Doing The Texas Two Step From Power9 To Power10
March 1, 2021 Timothy Prickett Morgan
You won’t find an official IBM customer announcement letter on this deal, but we caught wind of it back in late January and we have confirmed with Big Blue that it is indeed offering customers a two-step upgrade track from Power8 and earlier iron to Power10 iron with a middle step on a Power9 machine until the Power10 machines are available starting later this year and into early next year.
As we reported back on February 1, IBM has indeed been working on something called the “Two-Step Upgrade Program” for customers, which had a name change shift to “IBM Power Systems Flexible Trade Up Offer” from the time we heard about it to the time IBM started talking to business partners about it ahead of the February 23 Power Systems announcements.
Given that the Power9 servers were launched in December 2017 for supercomputers and in February 2018 for entry level machines, codenamed “ZZ,” and that we do not expect so-called scale-out systems with Power10 processors until early 2022, that is a very big span of time for resellers to be waiting for the next generation of machine. (The Linux-only L models of the Power9-based Power Systems lineup, code-named “Boston,” came out in May 2018.) This would not be a big deal except that each new generation of machine has always delivered an improvement in price/performance, by default, without having to wrangle for it with resellers or IBM itself.

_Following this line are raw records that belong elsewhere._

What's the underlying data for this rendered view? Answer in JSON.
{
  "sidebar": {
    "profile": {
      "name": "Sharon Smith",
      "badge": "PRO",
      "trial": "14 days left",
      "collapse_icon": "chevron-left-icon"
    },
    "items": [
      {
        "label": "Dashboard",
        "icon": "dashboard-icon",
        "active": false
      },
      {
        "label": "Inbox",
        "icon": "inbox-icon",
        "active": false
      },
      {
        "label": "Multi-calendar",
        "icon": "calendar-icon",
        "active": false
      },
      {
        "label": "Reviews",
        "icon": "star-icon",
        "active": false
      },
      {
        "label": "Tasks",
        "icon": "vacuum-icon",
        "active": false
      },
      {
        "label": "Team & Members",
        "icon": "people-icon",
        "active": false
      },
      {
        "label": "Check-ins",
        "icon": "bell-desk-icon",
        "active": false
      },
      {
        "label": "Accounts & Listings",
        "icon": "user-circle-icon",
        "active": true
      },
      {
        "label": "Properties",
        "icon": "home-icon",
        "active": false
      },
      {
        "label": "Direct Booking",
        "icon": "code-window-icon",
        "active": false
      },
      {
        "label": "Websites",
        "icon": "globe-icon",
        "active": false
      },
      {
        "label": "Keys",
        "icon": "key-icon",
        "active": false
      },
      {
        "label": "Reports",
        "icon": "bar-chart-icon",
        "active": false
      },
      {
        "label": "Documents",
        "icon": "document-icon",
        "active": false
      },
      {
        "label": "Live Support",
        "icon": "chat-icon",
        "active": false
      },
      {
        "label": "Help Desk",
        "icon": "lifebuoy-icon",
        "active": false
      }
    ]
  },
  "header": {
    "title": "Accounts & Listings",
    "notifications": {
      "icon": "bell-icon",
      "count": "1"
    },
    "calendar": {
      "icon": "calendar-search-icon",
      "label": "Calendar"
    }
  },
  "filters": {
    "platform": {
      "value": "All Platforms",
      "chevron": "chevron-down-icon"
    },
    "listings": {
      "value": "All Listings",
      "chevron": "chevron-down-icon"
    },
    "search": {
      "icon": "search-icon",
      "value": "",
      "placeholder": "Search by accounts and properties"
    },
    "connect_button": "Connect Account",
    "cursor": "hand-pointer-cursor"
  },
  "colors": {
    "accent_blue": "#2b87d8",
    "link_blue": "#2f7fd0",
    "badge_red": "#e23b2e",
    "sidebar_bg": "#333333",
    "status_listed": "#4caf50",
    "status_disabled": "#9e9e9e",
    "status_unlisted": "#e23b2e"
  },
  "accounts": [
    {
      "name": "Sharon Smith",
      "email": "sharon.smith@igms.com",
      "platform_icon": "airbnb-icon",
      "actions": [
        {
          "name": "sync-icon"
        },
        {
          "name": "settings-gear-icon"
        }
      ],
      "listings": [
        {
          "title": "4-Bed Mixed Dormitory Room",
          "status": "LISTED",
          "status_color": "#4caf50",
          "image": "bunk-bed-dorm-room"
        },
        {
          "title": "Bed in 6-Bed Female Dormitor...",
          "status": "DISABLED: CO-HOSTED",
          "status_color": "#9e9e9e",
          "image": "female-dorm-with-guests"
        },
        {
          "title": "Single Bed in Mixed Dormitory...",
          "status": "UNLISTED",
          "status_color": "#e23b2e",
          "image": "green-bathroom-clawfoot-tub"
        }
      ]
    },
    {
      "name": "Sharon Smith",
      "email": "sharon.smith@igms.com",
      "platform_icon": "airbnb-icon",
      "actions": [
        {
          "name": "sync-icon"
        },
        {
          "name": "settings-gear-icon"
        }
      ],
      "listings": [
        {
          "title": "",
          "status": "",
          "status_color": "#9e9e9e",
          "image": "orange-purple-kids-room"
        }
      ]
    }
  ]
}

In most years, the performance goes up – sometimes way up – and so do the capacities of memory and storage as well as the bandwidth of I/O from generation to generation, so it is not just about lower unit costs in CPW raw performance. The whole system capacity tends to go up and even if the price remains the same, as it has in recent years, the cost per unit of capacity goes down and that extra capacity gets used to do legacy things better and new things in the first place.
If a typical Power CPU generation is three years, as it has been in recent years, and we are going to be in the range of four years for the scale-out, entry Power Systems machines, that is a lot of bang for the buck to leave on the table. We have been banging the table for IBM to do something about this, particularly given that most IBM i shops use entry machines with modest performance, memory, storage, and I/O. With midrange and high-end machines expected later this year, as we discussed back in November 2020, that is only three years since the Power9-based “Zeppelin” Power E950 and “Fleetwood” Power E980 launched in August 2018. This is typical, even if it is somewhat prolonged given that X86 and now Arm server chips are on an annual cadence. (Well, Intel is trying to get back to an annual cadence. AMD is doing a pretty good job with its Epyc server chips, and Ampere Computing and Amazon are on an annual cadence for updates to their respective Altra and Graviton Arm server processors.) There are no big NUMA Arm servers to speak of, and AMD Epycs are only for machines with one or two sockets. So IBM and Intel are the only ones making big iron, and Intel’s big iron peters out at eight sockets and 1.5 TB of DDR4 memory per socket.
Anyway. The point is, IBM knows it can’t just sit on its hands for the next year with nothing new to sell customers. What it can do, however, is aggressively price Power9 machinery now and build in an upgrade to Power10 machinery in the future. And that is what the Power Systems Flexible Trade Up deal does:
While Big Blue is keeping many of the details of the Power9 to Power10 trade up program to itself, Steve Sibley, vice president and global offering management for Cognitive Systems at IBM, gave us some insight into the nature of the deal.
“There are a couple of things that we are delivering,” explains Sibley. “One thing that we are working on is a technology currency offering for clients, particularly for our scale-out systems, because Power10 doesn’t show up for them until next year. This allows them to move to Power9 now, and we will give them consistent payments for five or six years, depending on what they want to do. And then we will upgrade them in the middle of that cycle to Power10, and they get 30 percent to 40 percent more performance for the same payments. Or they if they don’t need the additional performance, they can lower the payments in they don’t need the additional performance and they want to buy out the system.”
To which I responded, as you might imagine: Was That So Hard?
And we all had a good laugh, and honestly, IBM is doing the right thing by customers who can’t wait for Power10 machinery to get the price/performance bump they need – and deserve – right now. Particularly during a global pandemic and a rocky global economy.
As part of this flexible trade up deal, IBM is allowing for the Power9 and Power10 systems to be used side-by-side for three months at no additional cost so a staged, seamless upgrade can be done for databases and applications without any fuss, muss, or rush.
The other thing that IBM will be allowing customers to do is buy licenses to Power CPU capacity and operating system licenses for Power9 machines and move those activations across Enterprise Pools to Power10 machinery when they are out on the big NUMA boxes later this year. This is a very similar price/performance deal, but here the prices are held constant and the capacity increases with the move to Power10.
That’s all IBM is saying right now about it. If we learn more, we will let you know.